- The Youth Voice Research Project (2010) found that victimized students reported the following bystander strategies that made things better: spent time with me (54%), talked to me (51%), helped me get away (49%), called me (47%), gave me advice (46%), helped me tell (44%), distracted me (43%), listened to me (41%), told an adult (35%), confronted them (29%), asked them to stop
- Even students who have observed but not participated in bullying behavior report significantly more feelings of helplessness and less sense of connectedness and support from responsible adults than students who have not witnessed bullying behavior (Centers for Disease Control, 2014)
- Two-thirds of tweens are willing to step in to defend, support, or assist those being bullied at school and online when they see it (Patchin & Hinduja, 2020).
- Barriers to helping when tweens witness bullying at school or online included being afraid of making things worse, not knowing what to do or say, not knowing how to report it online, being afraid others kids will make fun of them, being afraid to get hurt, and not knowing who to tell (Patchin & Hinduja, 2020).
As you can see, bullying is a complex issue and I've only touched the surface with my two blogs. If you are a parent of a youngster who is being bullied, I strongly recommend this resource from the Committee for Children.
Steve has written a book on "Happiness and Meaning" and how it ties to "Ethical Behavior." It provides resources that parents can use to teach their kids about bullying and cyberbullying.

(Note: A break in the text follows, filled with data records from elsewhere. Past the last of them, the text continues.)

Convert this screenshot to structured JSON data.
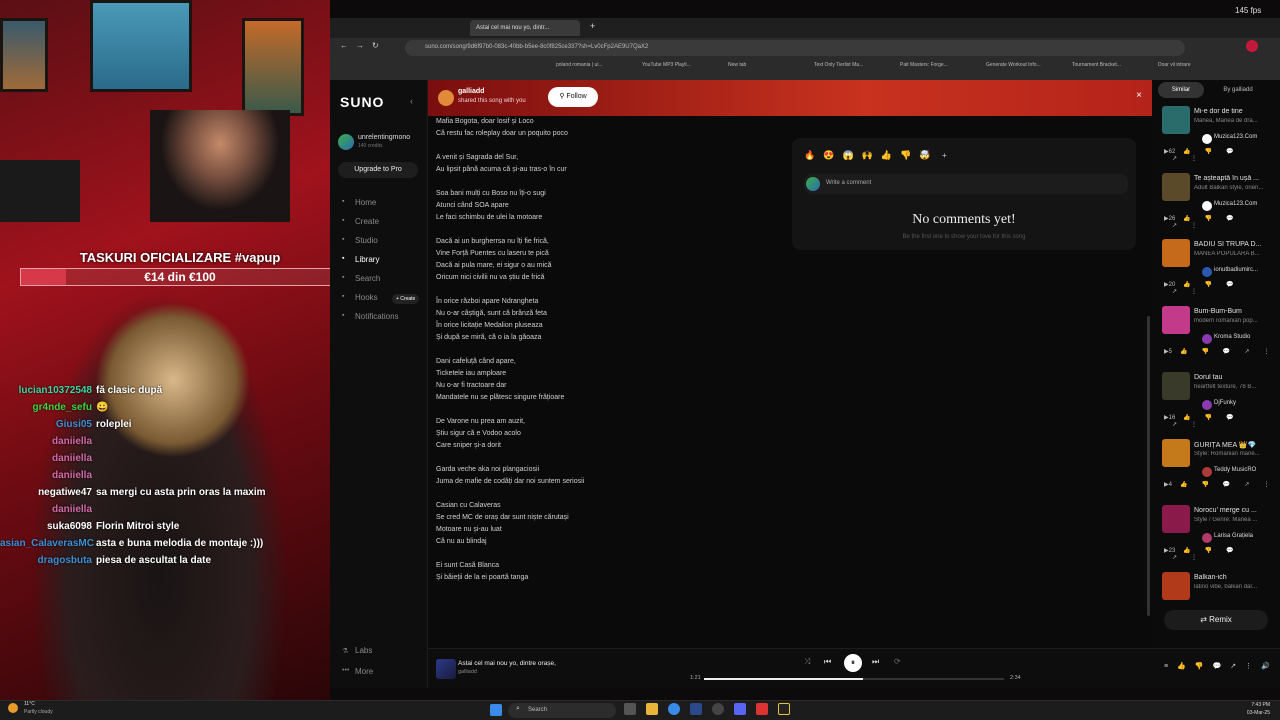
{
  "stream": {
    "tasks_title": "TASKURI OFICIALIZARE #vapup",
    "donation": "€14 din €100",
    "donation_fraction": 0.14,
    "chat": [
      {
        "user": "lucian10372548",
        "color": "#3fd3a0",
        "msg": "fă clasic după"
      },
      {
        "user": "gr4nde_sefu",
        "color": "#3fd33f",
        "msg": "😀"
      },
      {
        "user": "Giusi05",
        "color": "#3f8fd3",
        "msg": "roleplei"
      },
      {
        "user": "daniiella",
        "color": "#d36aa8",
        "msg": ""
      },
      {
        "user": "daniiella",
        "color": "#d36aa8",
        "msg": ""
      },
      {
        "user": "daniiella",
        "color": "#d36aa8",
        "msg": ""
      },
      {
        "user": "negatiwe47",
        "color": "#ffffff",
        "msg": "sa mergi cu asta prin oras la maxim"
      },
      {
        "user": "daniiella",
        "color": "#d36aa8",
        "msg": ""
      },
      {
        "user": "suka6098",
        "color": "#ffffff",
        "msg": "Florin Mitroi style"
      },
      {
        "user": "asian_CalaverasMC",
        "color": "#3f8fd3",
        "msg": "asta e buna melodia de montaje :)))"
      },
      {
        "user": "dragosbuta",
        "color": "#3f8fd3",
        "msg": "piesa de ascultat la date"
      }
    ]
  },
  "browser": {
    "tab_title": "Astai cel mai nou yo, dintr...",
    "url": "suno.com/song/9d6f97b0-083c-40bb-b5ee-8c0f825ce337?sh=Lv0cFp2AE9U7QaX2",
    "fps": "145 fps",
    "bookmarks": [
      "poland romania | ui...",
      "YouTube MP3 Playli...",
      "New tab",
      "Text Only Tierlist Ma...",
      "Pait Masters: Forge...",
      "Generate Workout Info...",
      "Tournament Bracket...",
      "Doar vii intrare"
    ]
  },
  "sidebar": {
    "logo": "SUNO",
    "user": "unrelentingmono",
    "credits": "140 credits",
    "upgrade": "Upgrade to Pro",
    "nav": [
      {
        "label": "Home",
        "icon": "home-icon"
      },
      {
        "label": "Create",
        "icon": "create-icon"
      },
      {
        "label": "Studio",
        "icon": "studio-icon"
      },
      {
        "label": "Library",
        "icon": "library-icon"
      },
      {
        "label": "Search",
        "icon": "search-icon"
      },
      {
        "label": "Hooks",
        "icon": "hooks-icon"
      },
      {
        "label": "Notifications",
        "icon": "bell-icon"
      }
    ],
    "hooks_create": "+ Create",
    "labs": "Labs",
    "more": "More"
  },
  "banner": {
    "user": "galliadd",
    "subtitle": "shared this song with you",
    "follow": "Follow"
  },
  "lyrics": [
    "Mafia Bogota, doar losif și Loco",
    "Că restu fac roleplay doar un poquito poco",
    "",
    "A venit și Sagrada del Sur,",
    "Au lipsit până acuma că și-au tras-o în cur",
    "",
    "Soa bani mulți cu Boso nu îți-o sugi",
    "Atunci când SOA apare",
    "Le faci schimbu de ulei la motoare",
    "",
    "Dacă ai un burgherrsa nu îți fie frică,",
    "Vine Forță Puentes cu laseru te pică",
    "Dacă ai pula mare, ei sigur o au mică",
    "Oricum nici civilii nu va știu de frică",
    "",
    "În orice război apare Ndrangheta",
    "Nu o-ar câștigă, sunt că brânză feta",
    "În orice licitație Medalion pluseaza",
    "Și după se miră, că o ia la găoaza",
    "",
    "Dani cafeluță când apare,",
    "Ticketele iau amploare",
    "Nu o-ar fi tractoare dar",
    "Mandatele nu se plătesc singure frățioare",
    "",
    "De Varone nu prea am auzit,",
    "Știu sigur că e Vodoo acolo",
    "Care sniper și-a dorit",
    "",
    "Garda veche aka noi plangaciosii",
    "Juma de mafie de codăți dar noi suntem seriosii",
    "",
    "Casian cu Calaveras",
    "Se cred MC de oraș dar sunt niște cărutași",
    "Motoare nu și-au luat",
    "Că nu au blindaj",
    "",
    "Ei sunt Casă Blanca",
    "Și băieții de la ei poartă tanga"
  ],
  "comments": {
    "reactions": [
      "🔥",
      "😍",
      "😱",
      "🙌",
      "👍",
      "👎",
      "🤯"
    ],
    "placeholder": "Write a comment",
    "empty_title": "No comments yet!",
    "empty_sub": "Be the first one to show your love for this song"
  },
  "right": {
    "tabs": [
      "Similar",
      "By galliadd"
    ],
    "items": [
      {
        "title": "Mi-e dor de tine",
        "style": "Manea, Manea de dra...",
        "artist": "Muzica123.Com",
        "plays": "62",
        "thumb": "#2a6b6b",
        "av": "#ffffff"
      },
      {
        "title": "Te așteaptă în ușă ...",
        "style": "Adult Balkan style, orien...",
        "artist": "Muzica123.Com",
        "plays": "26",
        "thumb": "#5a4a2a",
        "av": "#ffffff"
      },
      {
        "title": "BADIU SI TRUPA D...",
        "style": "MANEA POPULARA B...",
        "artist": "ionutbadiumirc...",
        "plays": "20",
        "thumb": "#c46a1a",
        "av": "#2a5ab0"
      },
      {
        "title": "Bum-Bum-Bum",
        "style": "modern romanian pop...",
        "artist": "Kroma Studio",
        "plays": "5",
        "thumb": "#c43a8a",
        "av": "#8a3ab0"
      },
      {
        "title": "Dorul tau",
        "style": "heartfelt texture, 78 B...",
        "artist": "DjFunky",
        "plays": "16",
        "thumb": "#3a3a2a",
        "av": "#8a3ab0"
      },
      {
        "title": "GURIȚA MEA 👑💎",
        "style": "Style: Romanian mane...",
        "artist": "Teddy MusicRO",
        "plays": "4",
        "thumb": "#c47a1a",
        "av": "#b03a3a"
      },
      {
        "title": "Norocu' merge cu ...",
        "style": "Style / Genre: Manea ...",
        "artist": "Larisa Grațiela",
        "plays": "23",
        "thumb": "#8a1a4a",
        "av": "#b03a6a"
      },
      {
        "title": "Balkan-ich",
        "style": "latino vibe, balkan dar...",
        "artist": "",
        "plays": "",
        "thumb": "#b03a1a",
        "av": "#ffffff"
      }
    ],
    "remix": "Remix"
  },
  "player": {
    "title": "Astai cel mai nou yo, dintre orașe,",
    "artist": "galliadd",
    "elapsed": "1:21",
    "duration": "2:34",
    "progress": 0.53
  },
  "taskbar": {
    "weather_temp": "11°C",
    "weather_desc": "Partly cloudy",
    "search": "Search",
    "time": "7:43 PM",
    "date": "03-Mar-25"
  }
}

Blog posted by Dr. Steven Mintz, The Ethics Sage, on April 26, 2022. You can sign up for his newsletter and learn more about his activities at: https://www.stevenmintzethics.com/. Follow him on Facebook at: https://www.facebook.com/StevenMintzEthics and on Twitter at: https://twitter.com/ethicssage.